Leash, Collar, and Harness
Before a dog walk, be sure that all of your dog’s walking equipment fits properly. You should only be able to slip two-to-three fingers between the collar and the dog’s neck. They should be snug and your dog should not be able to pull or wiggle out of them. If you have questions about the fit of your walking equipment, consult a trainer or vet. In addition to being the proper fit, make sure that your collars, harnesses, and leashes don’t have any rusted metal or broken plastic clasps. All the fabric on your equipment should also be without rips or tears.
ID and Rabies Tags
Your pet’s identification tags should always be up-to-date with your current name, address, and phone number. There are many circumstances in which your dog may escape from your control and run loose during a routine dog walk. Be prepared for the worst! A current rabies tag is also important in the event that a bite or scratch occurs. In most places any bite or scratch, if reported to animal control, will result in quarantine even if that dog is current on their Rabies vaccine. If you are concerned that your dog may be a bite risk to others, consider muzzle training for an additional layer of protection and control.

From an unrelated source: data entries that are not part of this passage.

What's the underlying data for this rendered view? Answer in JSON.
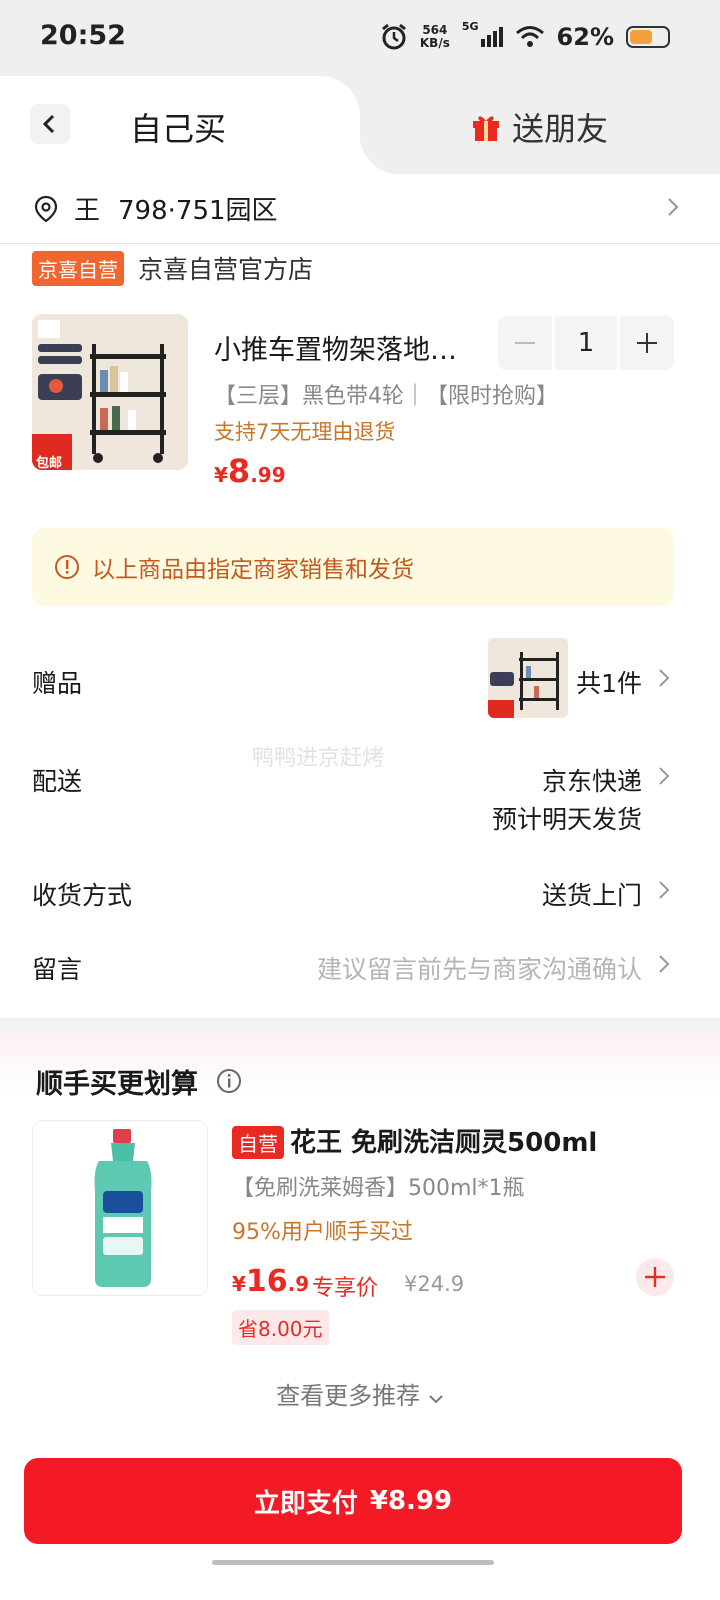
{
  "status": {
    "time": "20:52",
    "net_speed": "564",
    "net_unit": "KB/s",
    "network": "5G",
    "battery": "62%"
  },
  "tabs": {
    "self_buy": "自己买",
    "send_friend": "送朋友"
  },
  "address": {
    "name": "王",
    "detail": "798·751园区"
  },
  "shop": {
    "badge": "京喜自营",
    "name": "京喜自营官方店"
  },
  "product": {
    "title": "小推车置物架落地…",
    "spec": "【三层】黑色带4轮｜【限时抢购】",
    "return_policy": "支持7天无理由退货",
    "price_symbol": "¥",
    "price_int": "8",
    "price_dec": ".99",
    "quantity": "1",
    "thumb_label": "包邮"
  },
  "notice": {
    "text": "以上商品由指定商家销售和发货"
  },
  "rows": {
    "gift_label": "赠品",
    "gift_value": "共1件",
    "delivery_label": "配送",
    "delivery_value": "京东快递",
    "delivery_eta": "预计明天发货",
    "receive_label": "收货方式",
    "receive_value": "送货上门",
    "message_label": "留言",
    "message_placeholder": "建议留言前先与商家沟通确认"
  },
  "watermark": "鸭鸭进京赶烤",
  "recommend": {
    "title": "顺手买更划算",
    "badge": "自营",
    "name": "花王 免刷洗洁厕灵500ml",
    "spec": "【免刷洗莱姆香】500ml*1瓶",
    "social": "95%用户顺手买过",
    "price_symbol": "¥",
    "price_int": "16",
    "price_dec": ".9",
    "price_tag": "专享价",
    "orig_price": "¥24.9",
    "save": "省8.00元",
    "more": "查看更多推荐"
  },
  "pay": {
    "label": "立即支付",
    "amount": "¥8.99"
  },
  "colors": {
    "accent_red": "#f31a26",
    "price_red": "#ea2a20",
    "shop_orange": "#f0662e",
    "notice_bg": "#fef9e1"
  }
}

Weather Appropriate Gear
It’s always best to be prepared for whatever weather is common to your area. For Texas in the summer, we are most concerned about extreme heat. Since humans wear shoes, it is easy for us to forget just how hot the pavement can be! You can purchase booties to protect your dog’s feet, or simply avoid areas with large uncovered areas of concrete or asphalt. If you are unsure if a surface is too hot for your dog to walk on with bare paws, you can check by placing the palm of your hand against the surface for 15 seconds. If you can’t hold your hand there comfortably for that time, it is too hot for your dog! While our dog’s paw pads protect them from a lot of discomfort, they can still blister, burn, and break under harsh conditions. Where temperature is concerned, we also want to be wary of our short-faced breeds. They overheat more easily than their long-snouted siblings and will struggle more with heat exhaustion. Not to be outdone, cold weather can be just as dangerous. Always bundle your dog up when it’s cold outside. In the case that it is snowing, be aware of salted areas. The combination of ice and salt can actually burn your dog’s feet, so be sure you are walking in safe areas.

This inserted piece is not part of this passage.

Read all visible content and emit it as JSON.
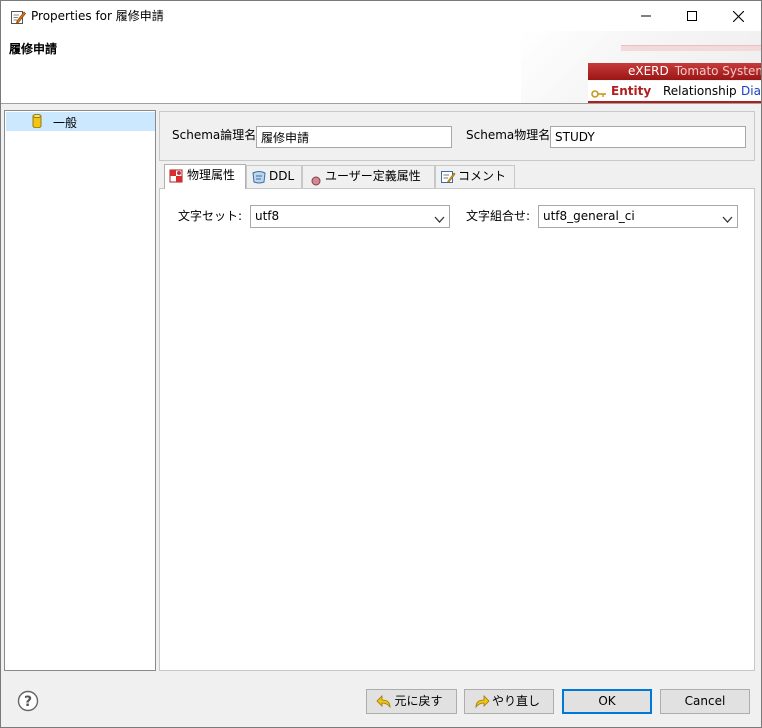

When out walking with your dog, it’s important to always be aware of your surroundings. The best thing you can do to protect yourself from potential danger is to be alert. If possible, do not walk with music or while looking at your phone. Many people carry a weapon or self-defense tool of some kind. In the case that you carry a firearm, it is recommended that your dog walks leashed on the opposite side from your weapon. This will decrease the likelihood of accidental discharge, and make your weapon more easily accessible if you should find yourself in a situation where you need to use it. Always keep your phone and firearm on the side of your dominant hand for the maximum benefit.
A deterrent can come in very handy in the case that you come across a wild or stray animal during your dog walk. In order to deter a loose animal from approaching you, I generally recommend carrying a stun gun or air horn. The air horn is great for warning another animal from a distance, or scaring away smaller pests. It can also alert others to a situation that is happening, should you need help in the case of an emergency. A stun gun (not a taser) can be discharged from a distance as well. The sound and smell of electricity can often be enough to deter a potential threat. Dogs can smell the electrical discharge, and though we hope that we never have cause to use the stun gun, it can be used at close range if the noise and smell is not enough to scare a threat away. If you do use a stun gun, make sure that it is always charged!
Being safe is all about being prepared! Chart your path, check your equipment for wear, stock up on treats, and make sure you are able to defend yourself and your dog if the need should arise. Walking with a partner can also ease some of the concerns that you might normally have walking alone.